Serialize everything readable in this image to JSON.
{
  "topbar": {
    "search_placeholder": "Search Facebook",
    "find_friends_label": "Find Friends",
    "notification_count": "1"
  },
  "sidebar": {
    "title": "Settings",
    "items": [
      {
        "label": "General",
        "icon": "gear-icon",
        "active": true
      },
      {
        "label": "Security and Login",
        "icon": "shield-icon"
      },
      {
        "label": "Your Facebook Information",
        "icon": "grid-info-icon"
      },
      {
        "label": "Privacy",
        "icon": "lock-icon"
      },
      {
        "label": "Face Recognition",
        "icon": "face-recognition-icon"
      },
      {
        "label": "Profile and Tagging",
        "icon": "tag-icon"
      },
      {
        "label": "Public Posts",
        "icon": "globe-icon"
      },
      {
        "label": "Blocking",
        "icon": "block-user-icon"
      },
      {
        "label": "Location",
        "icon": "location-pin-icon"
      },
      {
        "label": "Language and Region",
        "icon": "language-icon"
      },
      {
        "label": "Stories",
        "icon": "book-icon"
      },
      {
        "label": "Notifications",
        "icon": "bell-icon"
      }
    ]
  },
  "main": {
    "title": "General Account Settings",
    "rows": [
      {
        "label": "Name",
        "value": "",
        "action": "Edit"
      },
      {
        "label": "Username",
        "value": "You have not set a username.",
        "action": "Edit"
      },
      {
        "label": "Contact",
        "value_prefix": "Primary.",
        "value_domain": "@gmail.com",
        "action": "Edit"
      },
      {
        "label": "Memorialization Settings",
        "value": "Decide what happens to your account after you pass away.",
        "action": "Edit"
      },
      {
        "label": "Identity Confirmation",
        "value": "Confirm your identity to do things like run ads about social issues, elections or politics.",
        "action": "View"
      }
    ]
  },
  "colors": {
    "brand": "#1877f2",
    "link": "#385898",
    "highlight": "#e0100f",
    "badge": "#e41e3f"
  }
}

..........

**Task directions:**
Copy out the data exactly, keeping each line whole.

**Answer section:**
Serialize everything readable in this image to JSON.
{
  "topbar": {
    "search_placeholder": "Search Facebook",
    "find_friends_label": "Find Friends",
    "notification_count": "1"
  },
  "sidebar": {
    "title": "Settings",
    "items": [
      {
        "label": "General",
        "icon": "gear-icon",
        "active": true
      },
      {
        "label": "Security and Login",
        "icon": "shield-icon"
      },
      {
        "label": "Your Facebook Information",
        "icon": "grid-info-icon"
      },
      {
        "label": "Privacy",
        "icon": "lock-icon"
      },
      {
        "label": "Face Recognition",
        "icon": "face-recognition-icon"
      },
      {
        "label": "Profile and Tagging",
        "icon": "tag-icon"
      },
      {
        "label": "Public Posts",
        "icon": "globe-icon"
      },
      {
        "label": "Blocking",
        "icon": "block-user-icon"
      },
      {
        "label": "Location",
        "icon": "location-pin-icon"
      },
      {
        "label": "Language and Region",
        "icon": "language-icon"
      },
      {
        "label": "Stories",
        "icon": "book-icon"
      },
      {
        "label": "Notifications",
        "icon": "bell-icon"
      }
    ]
  },
  "main": {
    "title": "General Account Settings",
    "rows": [
      {
        "label": "Name",
        "value": "",
        "action": "Edit"
      },
      {
        "label": "Username",
        "value": "You have not set a username.",
        "action": "Edit"
      },
      {
        "label": "Contact",
        "value_prefix": "Primary.",
        "value_domain": "@gmail.com",
        "action": "Edit"
      },
      {
        "label": "Memorialization Settings",
        "value": "Decide what happens to your account after you pass away.",
        "action": "Edit"
      },
      {
        "label": "Identity Confirmation",
        "value": "Confirm your identity to do things like run ads about social issues, elections or politics.",
        "action": "View"
      }
    ]
  },
  "colors": {
    "brand": "#1877f2",
    "link": "#385898",
    "highlight": "#e0100f",
    "badge": "#e41e3f"
  }
}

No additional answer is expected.